■ Exercise objective ■
Search each line below for "Templates", then return the lines where it appears.

Items from a data source
::::
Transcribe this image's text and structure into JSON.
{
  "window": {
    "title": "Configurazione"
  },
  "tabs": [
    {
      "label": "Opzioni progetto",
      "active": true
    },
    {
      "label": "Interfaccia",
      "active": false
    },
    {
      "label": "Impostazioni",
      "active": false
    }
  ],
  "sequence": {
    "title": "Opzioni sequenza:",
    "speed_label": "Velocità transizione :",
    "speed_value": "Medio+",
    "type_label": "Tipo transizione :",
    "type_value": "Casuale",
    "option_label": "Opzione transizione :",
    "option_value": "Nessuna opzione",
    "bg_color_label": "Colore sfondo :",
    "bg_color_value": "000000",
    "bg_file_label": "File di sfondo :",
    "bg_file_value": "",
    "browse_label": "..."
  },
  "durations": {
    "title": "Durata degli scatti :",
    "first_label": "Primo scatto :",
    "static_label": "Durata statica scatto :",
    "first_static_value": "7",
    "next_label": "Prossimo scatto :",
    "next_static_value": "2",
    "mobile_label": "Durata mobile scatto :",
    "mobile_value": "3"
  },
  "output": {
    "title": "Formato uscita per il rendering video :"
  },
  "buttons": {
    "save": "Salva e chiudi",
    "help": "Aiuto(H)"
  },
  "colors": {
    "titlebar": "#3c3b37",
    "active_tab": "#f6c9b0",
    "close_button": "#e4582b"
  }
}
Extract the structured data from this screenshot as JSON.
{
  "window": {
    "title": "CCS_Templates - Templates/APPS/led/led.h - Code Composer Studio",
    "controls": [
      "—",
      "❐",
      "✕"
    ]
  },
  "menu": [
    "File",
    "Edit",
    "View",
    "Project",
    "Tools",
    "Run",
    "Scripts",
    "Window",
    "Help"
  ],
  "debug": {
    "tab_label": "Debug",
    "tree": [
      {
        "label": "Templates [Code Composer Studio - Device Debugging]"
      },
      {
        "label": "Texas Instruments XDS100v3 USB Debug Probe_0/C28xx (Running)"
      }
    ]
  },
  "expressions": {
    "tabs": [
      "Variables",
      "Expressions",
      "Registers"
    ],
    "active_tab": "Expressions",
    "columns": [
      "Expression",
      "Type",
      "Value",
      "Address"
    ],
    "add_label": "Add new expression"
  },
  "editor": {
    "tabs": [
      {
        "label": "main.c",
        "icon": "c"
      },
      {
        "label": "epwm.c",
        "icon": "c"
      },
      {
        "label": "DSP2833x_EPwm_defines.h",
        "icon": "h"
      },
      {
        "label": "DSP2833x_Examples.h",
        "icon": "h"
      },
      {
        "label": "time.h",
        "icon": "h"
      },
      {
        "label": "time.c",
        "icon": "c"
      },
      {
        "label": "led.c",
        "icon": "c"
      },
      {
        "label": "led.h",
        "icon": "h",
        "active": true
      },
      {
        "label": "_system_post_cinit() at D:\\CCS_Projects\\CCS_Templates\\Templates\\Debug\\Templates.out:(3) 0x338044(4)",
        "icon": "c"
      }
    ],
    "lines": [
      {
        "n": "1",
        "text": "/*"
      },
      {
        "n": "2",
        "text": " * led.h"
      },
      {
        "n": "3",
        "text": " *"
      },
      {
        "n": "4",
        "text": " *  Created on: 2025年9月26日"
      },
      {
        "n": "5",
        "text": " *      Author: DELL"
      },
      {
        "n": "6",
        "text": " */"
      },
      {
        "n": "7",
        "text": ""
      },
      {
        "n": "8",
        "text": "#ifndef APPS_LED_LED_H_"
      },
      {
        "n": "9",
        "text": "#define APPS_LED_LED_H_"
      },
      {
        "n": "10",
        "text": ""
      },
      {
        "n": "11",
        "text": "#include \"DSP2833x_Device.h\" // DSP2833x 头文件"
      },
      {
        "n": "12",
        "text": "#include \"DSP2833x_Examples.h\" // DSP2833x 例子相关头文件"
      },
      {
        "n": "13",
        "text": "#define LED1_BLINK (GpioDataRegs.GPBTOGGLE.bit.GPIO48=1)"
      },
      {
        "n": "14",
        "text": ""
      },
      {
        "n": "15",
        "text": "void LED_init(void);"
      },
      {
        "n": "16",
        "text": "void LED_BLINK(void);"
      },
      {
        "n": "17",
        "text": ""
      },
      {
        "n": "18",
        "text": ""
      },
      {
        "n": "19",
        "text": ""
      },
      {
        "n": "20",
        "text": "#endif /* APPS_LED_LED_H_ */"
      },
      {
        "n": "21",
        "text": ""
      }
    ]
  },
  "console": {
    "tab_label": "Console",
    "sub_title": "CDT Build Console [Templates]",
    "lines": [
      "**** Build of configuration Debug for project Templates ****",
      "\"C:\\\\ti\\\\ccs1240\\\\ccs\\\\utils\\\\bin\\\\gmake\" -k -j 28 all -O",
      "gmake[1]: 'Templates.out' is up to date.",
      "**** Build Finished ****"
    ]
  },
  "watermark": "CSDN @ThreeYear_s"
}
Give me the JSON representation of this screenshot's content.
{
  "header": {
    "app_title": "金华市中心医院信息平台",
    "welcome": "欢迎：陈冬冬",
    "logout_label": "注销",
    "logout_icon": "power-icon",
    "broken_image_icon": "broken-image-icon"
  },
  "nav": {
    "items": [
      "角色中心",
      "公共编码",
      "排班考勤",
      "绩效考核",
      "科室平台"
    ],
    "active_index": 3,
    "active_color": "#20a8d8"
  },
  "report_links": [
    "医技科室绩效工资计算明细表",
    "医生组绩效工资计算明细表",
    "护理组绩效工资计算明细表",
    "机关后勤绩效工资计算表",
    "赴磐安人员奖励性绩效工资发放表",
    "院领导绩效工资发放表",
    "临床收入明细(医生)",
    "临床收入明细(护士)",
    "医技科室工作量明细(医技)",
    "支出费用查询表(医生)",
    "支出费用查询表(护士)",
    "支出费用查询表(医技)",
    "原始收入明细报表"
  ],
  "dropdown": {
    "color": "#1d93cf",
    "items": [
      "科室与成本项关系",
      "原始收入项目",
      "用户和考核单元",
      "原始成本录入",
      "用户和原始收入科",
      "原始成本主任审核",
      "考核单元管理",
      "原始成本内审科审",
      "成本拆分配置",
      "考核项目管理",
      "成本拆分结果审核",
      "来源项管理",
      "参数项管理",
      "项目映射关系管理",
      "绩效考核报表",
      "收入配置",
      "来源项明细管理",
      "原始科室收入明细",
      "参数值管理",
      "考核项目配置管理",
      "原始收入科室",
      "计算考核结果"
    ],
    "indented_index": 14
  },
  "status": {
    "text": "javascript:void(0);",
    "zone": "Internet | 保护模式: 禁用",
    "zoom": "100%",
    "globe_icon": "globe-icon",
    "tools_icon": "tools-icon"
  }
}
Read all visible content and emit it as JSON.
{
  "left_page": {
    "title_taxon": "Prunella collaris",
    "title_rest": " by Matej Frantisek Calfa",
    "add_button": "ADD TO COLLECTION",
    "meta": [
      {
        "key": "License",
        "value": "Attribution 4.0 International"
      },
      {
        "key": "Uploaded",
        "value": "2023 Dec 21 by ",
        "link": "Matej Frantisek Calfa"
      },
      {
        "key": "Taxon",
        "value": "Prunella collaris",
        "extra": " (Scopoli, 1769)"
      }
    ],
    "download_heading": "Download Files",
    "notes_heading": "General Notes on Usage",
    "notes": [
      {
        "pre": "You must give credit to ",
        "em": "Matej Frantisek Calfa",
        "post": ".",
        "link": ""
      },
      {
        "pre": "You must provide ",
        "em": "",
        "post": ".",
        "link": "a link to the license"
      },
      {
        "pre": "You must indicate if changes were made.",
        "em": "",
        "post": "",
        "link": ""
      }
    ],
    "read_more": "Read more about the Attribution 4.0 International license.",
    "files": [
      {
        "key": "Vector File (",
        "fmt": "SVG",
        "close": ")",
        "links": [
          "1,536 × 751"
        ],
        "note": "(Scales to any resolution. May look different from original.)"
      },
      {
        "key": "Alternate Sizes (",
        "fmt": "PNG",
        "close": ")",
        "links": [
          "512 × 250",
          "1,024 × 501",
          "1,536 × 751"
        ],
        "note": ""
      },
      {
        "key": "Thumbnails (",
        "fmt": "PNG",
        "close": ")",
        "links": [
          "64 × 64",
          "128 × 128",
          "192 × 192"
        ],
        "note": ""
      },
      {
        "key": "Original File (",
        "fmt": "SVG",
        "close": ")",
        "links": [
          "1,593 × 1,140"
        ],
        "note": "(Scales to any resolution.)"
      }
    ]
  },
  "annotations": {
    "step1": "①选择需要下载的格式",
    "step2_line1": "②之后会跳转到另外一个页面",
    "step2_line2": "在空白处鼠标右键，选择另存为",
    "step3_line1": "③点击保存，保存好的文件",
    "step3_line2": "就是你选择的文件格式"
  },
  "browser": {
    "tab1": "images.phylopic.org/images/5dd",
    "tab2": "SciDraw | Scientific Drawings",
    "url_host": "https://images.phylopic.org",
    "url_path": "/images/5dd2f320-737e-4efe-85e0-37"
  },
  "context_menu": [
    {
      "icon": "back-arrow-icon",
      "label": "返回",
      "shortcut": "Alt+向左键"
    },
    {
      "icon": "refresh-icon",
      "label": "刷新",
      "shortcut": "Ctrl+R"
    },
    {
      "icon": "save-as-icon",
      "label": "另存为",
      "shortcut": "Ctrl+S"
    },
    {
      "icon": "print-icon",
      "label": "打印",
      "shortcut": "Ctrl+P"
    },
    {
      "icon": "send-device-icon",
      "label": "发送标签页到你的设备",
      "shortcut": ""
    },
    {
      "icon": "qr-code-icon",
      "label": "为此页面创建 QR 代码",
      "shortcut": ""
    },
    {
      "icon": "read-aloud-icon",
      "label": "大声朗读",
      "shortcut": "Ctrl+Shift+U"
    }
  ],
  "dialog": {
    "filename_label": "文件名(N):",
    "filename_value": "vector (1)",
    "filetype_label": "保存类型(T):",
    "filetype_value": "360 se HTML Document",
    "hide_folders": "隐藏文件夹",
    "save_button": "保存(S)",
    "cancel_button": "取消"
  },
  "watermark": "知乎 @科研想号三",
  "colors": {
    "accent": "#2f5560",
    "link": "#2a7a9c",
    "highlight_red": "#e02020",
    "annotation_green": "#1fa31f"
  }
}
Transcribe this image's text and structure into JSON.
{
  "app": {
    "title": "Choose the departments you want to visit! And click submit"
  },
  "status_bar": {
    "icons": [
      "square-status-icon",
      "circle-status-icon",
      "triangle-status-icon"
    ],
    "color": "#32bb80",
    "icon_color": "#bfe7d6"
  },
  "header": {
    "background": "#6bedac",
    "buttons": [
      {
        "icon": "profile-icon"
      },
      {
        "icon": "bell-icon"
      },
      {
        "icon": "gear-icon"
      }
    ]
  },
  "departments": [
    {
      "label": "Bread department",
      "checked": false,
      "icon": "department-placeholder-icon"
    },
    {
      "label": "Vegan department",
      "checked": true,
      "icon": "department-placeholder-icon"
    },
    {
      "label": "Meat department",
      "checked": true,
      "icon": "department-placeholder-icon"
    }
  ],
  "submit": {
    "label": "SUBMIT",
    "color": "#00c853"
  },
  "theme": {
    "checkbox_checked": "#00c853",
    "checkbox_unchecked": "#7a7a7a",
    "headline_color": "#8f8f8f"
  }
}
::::
■ Output below ■
    "title": "CCS_Templates - Templates/APPS/led/led.h - Code Composer Studio",
        "label": "Templates [Code Composer Studio - Device Debugging]"
        "label": "_system_post_cinit() at D:\\CCS_Projects\\CCS_Templates\\Templates\\Debug\\Templates.out:(3) 0x338044(4)",
    "sub_title": "CDT Build Console [Templates]",
      "**** Build of configuration Debug for project Templates ****",
      "gmake[1]: 'Templates.out' is up to date.",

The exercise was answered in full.